Black mold building sickness.

When testing buildings for air quality, inspectors have focused on Stachybotrys chartarum, or black mold, a toxin-producing fungus. Now, research has shown that it may be important to test for additional fungi from the genus Myrothecium, a close relative of Stachybotrys.

Though Myrothecium species are known to cause diseases in plants, Stachybotrys has been linked to serious diseases in livestock and humans, and both are known to produce the same kinds of toxins.

All these fungi are common in nature, where they pose no threat to human health. But these toxins can accumulate and become a hazard indoors, especially if a building is relatively airtight and contains moist, woody materials. Lisa A. Castlebury, USDA-ARS Systematic Botany and Mycology Laboratory, Beltsville, Maryland; phone (301) 5045270, e-mail
COPYRIGHT 2005 U.S. Government Printing Office
No portion of this article can be reproduced without the express written permission from the copyright holder.
Copyright 2005 Gale, Cengage Learning. All rights reserved.

Article Details
Printer friendly Cite/link Email Feedback
Title Annotation:Science Update
Author:Castlebury, Lisa A.
Publication:Agricultural Research
Article Type:Brief Article
Geographic Code:1U5MD
Date:Feb 1, 2005
Previous Article:Working to I.D. foes of emerald ash borers.
Next Article:Bacterial glue.

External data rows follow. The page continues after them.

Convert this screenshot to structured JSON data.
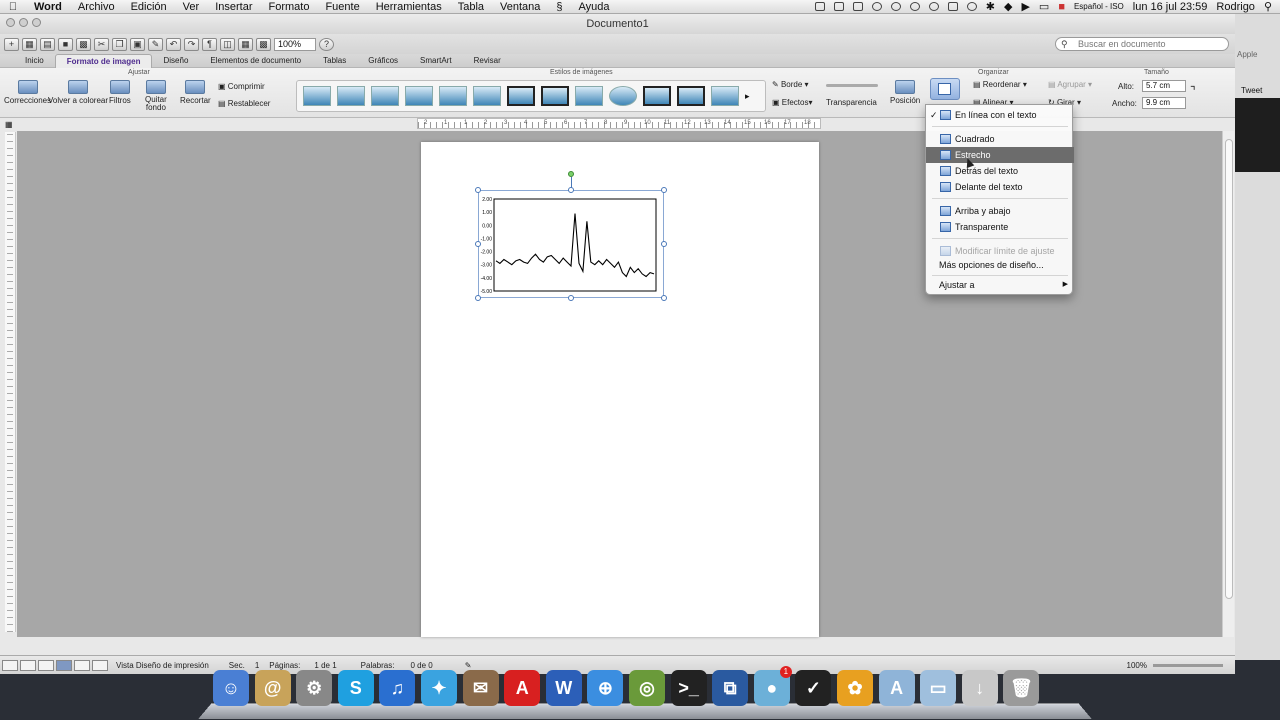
{
  "menubar": {
    "app": "Word",
    "items": [
      "Archivo",
      "Edición",
      "Ver",
      "Insertar",
      "Formato",
      "Fuente",
      "Herramientas",
      "Tabla",
      "Ventana",
      "Ayuda"
    ],
    "language": "Español - ISO",
    "datetime": "lun 16 jul  23:59",
    "user": "Rodrigo"
  },
  "window": {
    "title": "Documento1",
    "zoom": "100%",
    "search_placeholder": "Buscar en documento"
  },
  "tabs": [
    "Inicio",
    "Formato de imagen",
    "Diseño",
    "Elementos de documento",
    "Tablas",
    "Gráficos",
    "SmartArt",
    "Revisar"
  ],
  "ribbon": {
    "group_adjust": "Ajustar",
    "group_styles": "Estilos de imágenes",
    "group_arrange": "Organizar",
    "group_size": "Tamaño",
    "corrections": "Correcciones",
    "recolor": "Volver a colorear",
    "filters": "Filtros",
    "remove_bg_1": "Quitar",
    "remove_bg_2": "fondo",
    "crop": "Recortar",
    "compress": "Comprimir",
    "reset": "Restablecer",
    "border": "Borde",
    "effects": "Efectos",
    "transparency": "Transparencia",
    "position": "Posición",
    "reorder": "Reordenar",
    "align": "Alinear",
    "group": "Agrupar",
    "rotate": "Girar",
    "height_label": "Alto:",
    "height_value": "5.7 cm",
    "width_label": "Ancho:",
    "width_value": "9.9 cm"
  },
  "ruler_labels": [
    "2",
    "1",
    "1",
    "2",
    "3",
    "4",
    "5",
    "6",
    "7",
    "8",
    "9",
    "10",
    "11",
    "12",
    "13",
    "14",
    "15",
    "16",
    "17",
    "18"
  ],
  "chart_data": {
    "type": "line",
    "y_ticks": [
      "2.00",
      "1.00",
      "0.00",
      "-1.00",
      "-2.00",
      "-3.00",
      "-4.00",
      "-5.00"
    ],
    "ylim": [
      -5,
      2
    ],
    "series": [
      {
        "values": [
          -2.7,
          -2.9,
          -2.6,
          -2.8,
          -3.0,
          -2.7,
          -2.6,
          -2.8,
          -2.9,
          -2.5,
          -2.2,
          -2.6,
          -2.8,
          -2.4,
          -2.3,
          -2.6,
          -2.9,
          -2.5,
          -2.8,
          -3.1,
          0.9,
          -2.9,
          -3.5,
          0.3,
          -2.8,
          -3.0,
          -2.7,
          -3.0,
          -2.6,
          -2.9,
          -3.2,
          -2.8,
          -3.6,
          -3.9,
          -3.2,
          -3.6,
          -3.3,
          -3.7,
          -3.9,
          -3.6,
          -3.7
        ]
      }
    ]
  },
  "dropdown": {
    "items": [
      {
        "label": "En línea con el texto",
        "checked": true
      },
      {
        "label": "Cuadrado"
      },
      {
        "label": "Estrecho",
        "highlighted": true
      },
      {
        "label": "Detrás del texto"
      },
      {
        "label": "Delante del texto"
      },
      {
        "label": "Arriba y abajo"
      },
      {
        "label": "Transparente"
      },
      {
        "label": "Modificar límite de ajuste",
        "disabled": true
      },
      {
        "label": "Más opciones de diseño..."
      },
      {
        "label": "Ajustar a",
        "submenu": true
      }
    ]
  },
  "statusbar": {
    "view": "Vista Diseño de impresión",
    "sec_label": "Sec.",
    "sec_value": "1",
    "pages_label": "Páginas:",
    "pages_value": "1 de 1",
    "words_label": "Palabras:",
    "words_value": "0 de 0",
    "zoom": "100%"
  },
  "rightwin": {
    "tweet": "Tweet",
    "apple": "Apple"
  },
  "dock": {
    "icons": [
      "finder-icon",
      "mail-icon",
      "system-preferences-icon",
      "skype-icon",
      "itunes-icon",
      "twitter-icon",
      "preview-icon",
      "adobe-reader-icon",
      "word-icon",
      "safari-icon",
      "network-icon",
      "terminal-icon",
      "parallels-icon",
      "app-icon",
      "nike-icon",
      "iphoto-icon",
      "applications-folder-icon",
      "documents-folder-icon",
      "downloads-icon",
      "trash-icon"
    ],
    "badge": "1"
  }
}
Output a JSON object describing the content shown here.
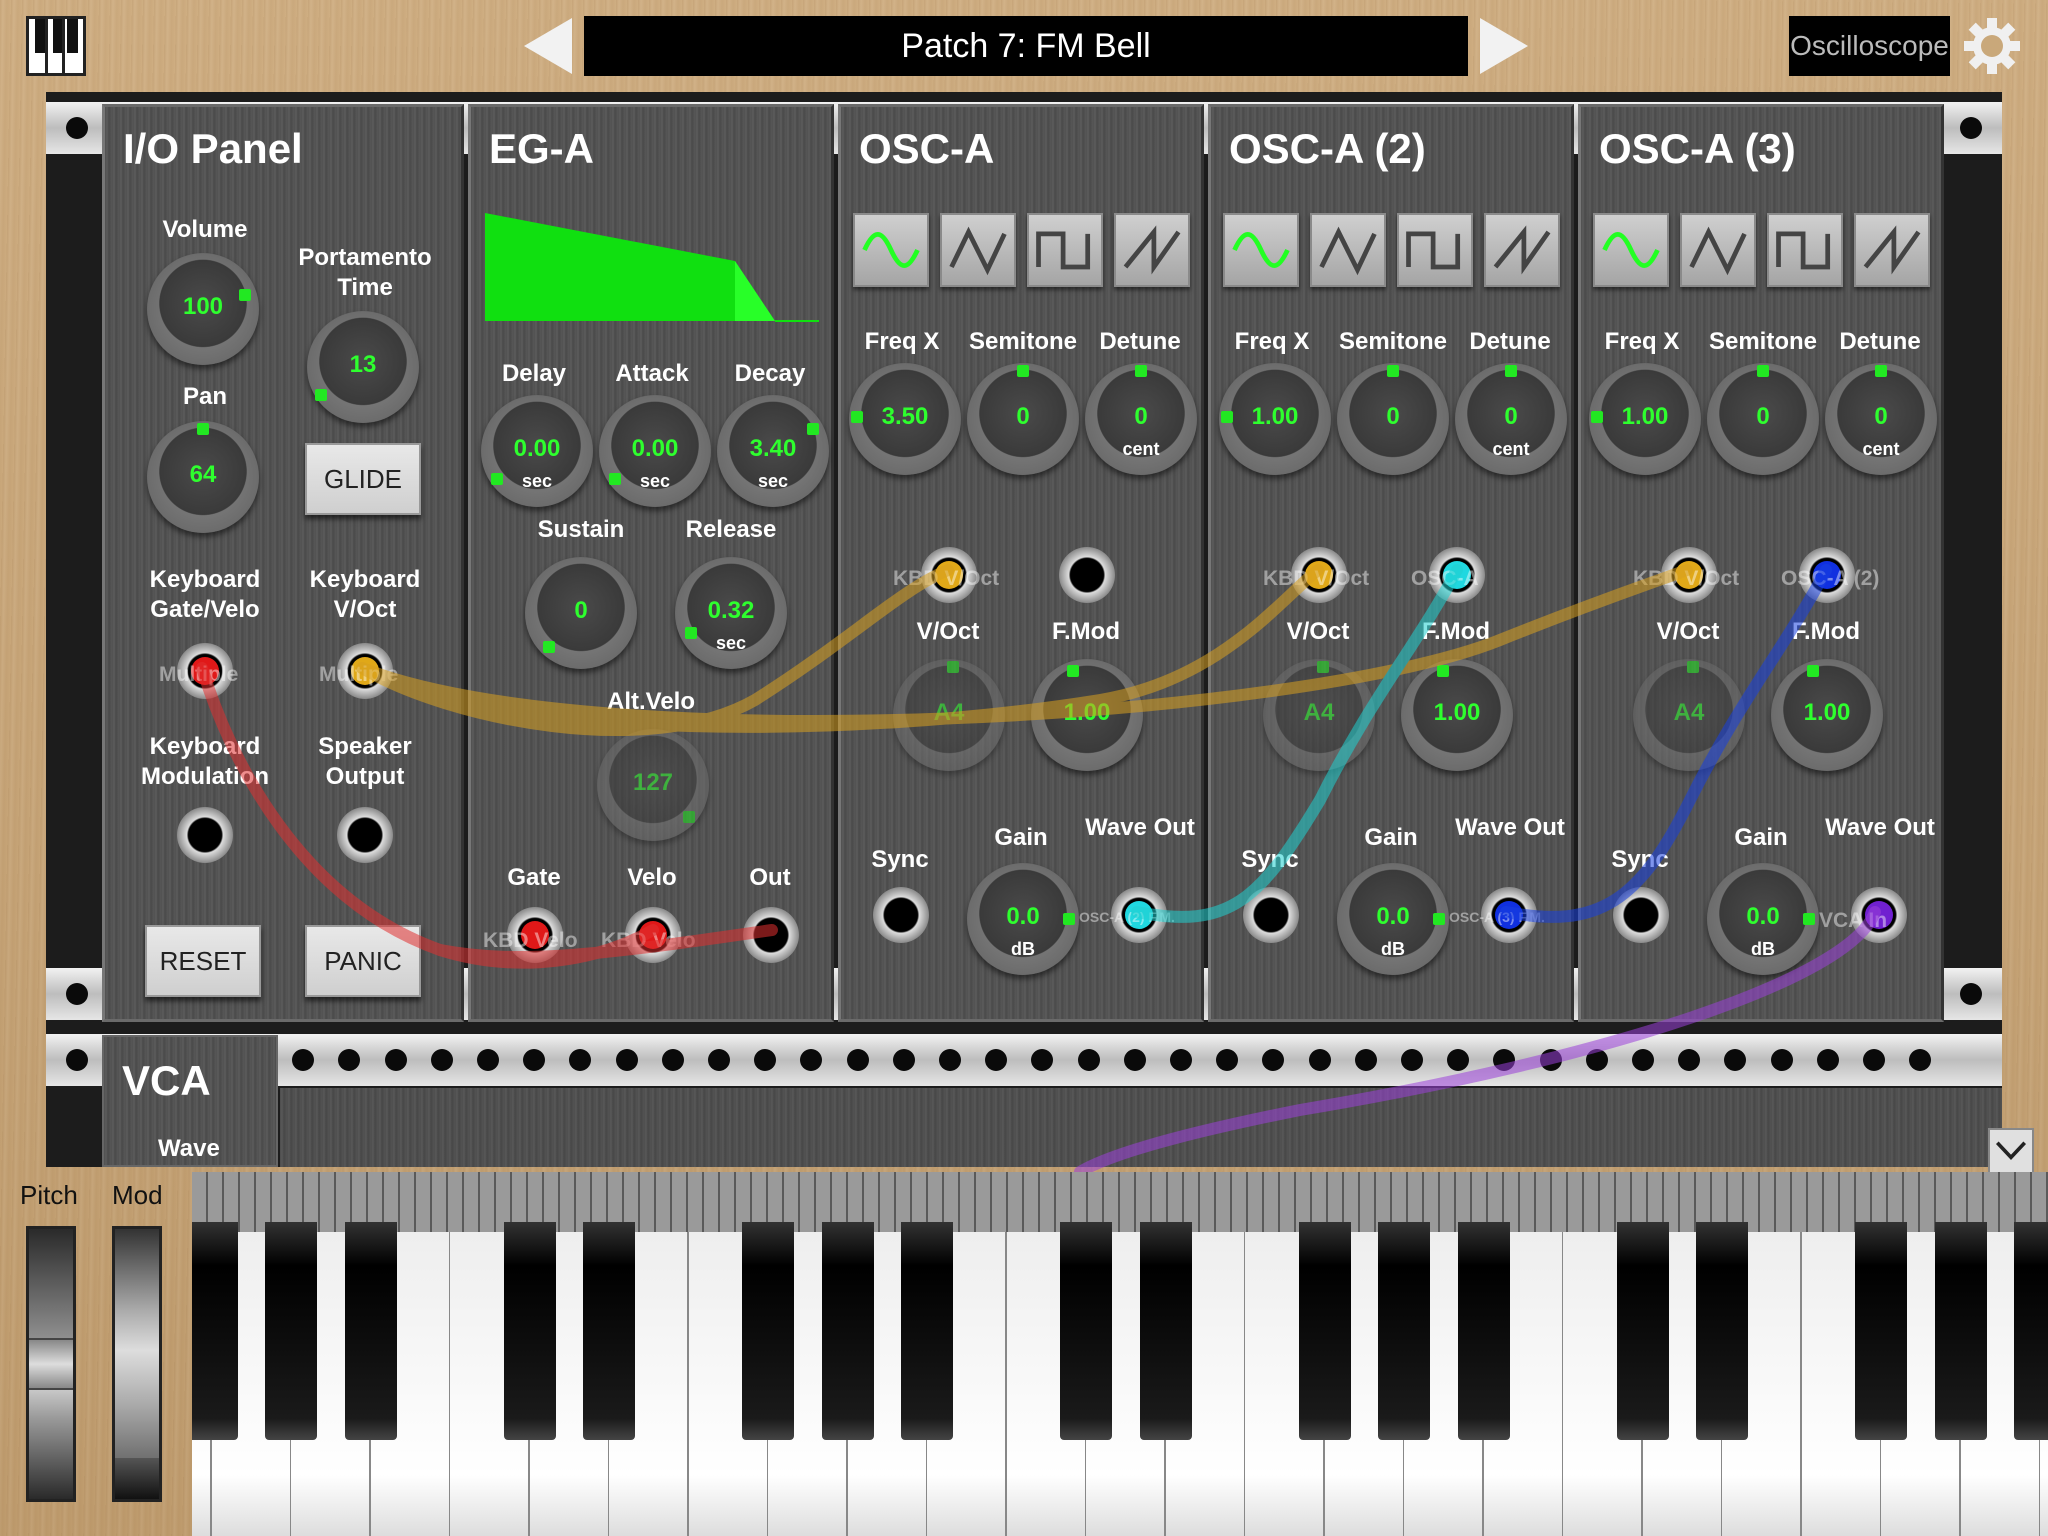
{
  "header": {
    "patch_name": "Patch 7: FM Bell",
    "oscilloscope_label": "Oscilloscope"
  },
  "io_panel": {
    "title": "I/O Panel",
    "volume": {
      "label": "Volume",
      "value": "100"
    },
    "portamento": {
      "label": "Portamento Time",
      "value": "13"
    },
    "pan": {
      "label": "Pan",
      "value": "64"
    },
    "glide_label": "GLIDE",
    "kbd_gate_velo": {
      "label": "Keyboard Gate/Velo",
      "jack_text": "Multiple"
    },
    "kbd_voct": {
      "label": "Keyboard V/Oct",
      "jack_text": "Multiple"
    },
    "kbd_mod_label": "Keyboard Modulation",
    "speaker_label": "Speaker Output",
    "reset_label": "RESET",
    "panic_label": "PANIC"
  },
  "eg_a": {
    "title": "EG-A",
    "delay": {
      "label": "Delay",
      "value": "0.00",
      "unit": "sec"
    },
    "attack": {
      "label": "Attack",
      "value": "0.00",
      "unit": "sec"
    },
    "decay": {
      "label": "Decay",
      "value": "3.40",
      "unit": "sec"
    },
    "sustain": {
      "label": "Sustain",
      "value": "0"
    },
    "release": {
      "label": "Release",
      "value": "0.32",
      "unit": "sec"
    },
    "alt_velo": {
      "label": "Alt.Velo",
      "value": "127"
    },
    "gate": {
      "label": "Gate",
      "jack_text": "KBD Velo"
    },
    "velo": {
      "label": "Velo",
      "jack_text": "KBD Velo"
    },
    "out_label": "Out"
  },
  "osc_modules": [
    {
      "title": "OSC-A",
      "freqx": {
        "label": "Freq X",
        "value": "3.50"
      },
      "semitone": {
        "label": "Semitone",
        "value": "0"
      },
      "detune": {
        "label": "Detune",
        "value": "0",
        "unit": "cent"
      },
      "voct_jack_text": "KBD V/Oct",
      "fmod_jack_text": "",
      "voct": {
        "label": "V/Oct",
        "value": "A4"
      },
      "fmod": {
        "label": "F.Mod",
        "value": "1.00"
      },
      "sync_label": "Sync",
      "gain": {
        "label": "Gain",
        "value": "0.0",
        "unit": "dB"
      },
      "wave_out_label": "Wave Out",
      "wave_out_jack_text": "OSC-A (2) F.M."
    },
    {
      "title": "OSC-A (2)",
      "freqx": {
        "label": "Freq X",
        "value": "1.00"
      },
      "semitone": {
        "label": "Semitone",
        "value": "0"
      },
      "detune": {
        "label": "Detune",
        "value": "0",
        "unit": "cent"
      },
      "voct_jack_text": "KBD V/Oct",
      "fmod_jack_text": "OSC-A",
      "voct": {
        "label": "V/Oct",
        "value": "A4"
      },
      "fmod": {
        "label": "F.Mod",
        "value": "1.00"
      },
      "sync_label": "Sync",
      "gain": {
        "label": "Gain",
        "value": "0.0",
        "unit": "dB"
      },
      "wave_out_label": "Wave Out",
      "wave_out_jack_text": "OSC-A (3) F.M."
    },
    {
      "title": "OSC-A (3)",
      "freqx": {
        "label": "Freq X",
        "value": "1.00"
      },
      "semitone": {
        "label": "Semitone",
        "value": "0"
      },
      "detune": {
        "label": "Detune",
        "value": "0",
        "unit": "cent"
      },
      "voct_jack_text": "KBD V/Oct",
      "fmod_jack_text": "OSC-A (2)",
      "voct": {
        "label": "V/Oct",
        "value": "A4"
      },
      "fmod": {
        "label": "F.Mod",
        "value": "1.00"
      },
      "sync_label": "Sync",
      "gain": {
        "label": "Gain",
        "value": "0.0",
        "unit": "dB"
      },
      "wave_out_label": "Wave Out",
      "wave_out_jack_text": "VCA In"
    }
  ],
  "vca": {
    "title": "VCA",
    "wave_label": "Wave"
  },
  "wheels": {
    "pitch_label": "Pitch",
    "mod_label": "Mod",
    "pitch_level": 0.5,
    "mod_level": 0.15
  },
  "colors": {
    "value_green": "#2eff2e",
    "cable_red": "#e03030",
    "cable_orange": "#d8a020",
    "cable_cyan": "#20d0d0",
    "cable_blue": "#1840e0",
    "cable_purple": "#9a40d8"
  },
  "icons": {
    "keyboard": "keyboard-icon",
    "prev": "prev-arrow-icon",
    "next": "next-arrow-icon",
    "settings": "gear-icon",
    "collapse": "chevron-down-icon",
    "waves": [
      "sine-wave-icon",
      "triangle-wave-icon",
      "square-wave-icon",
      "sawtooth-wave-icon"
    ]
  }
}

Terms of use | Privacy policy | Copyright © 2020 Farlex, Inc. | Feedback | For webmasters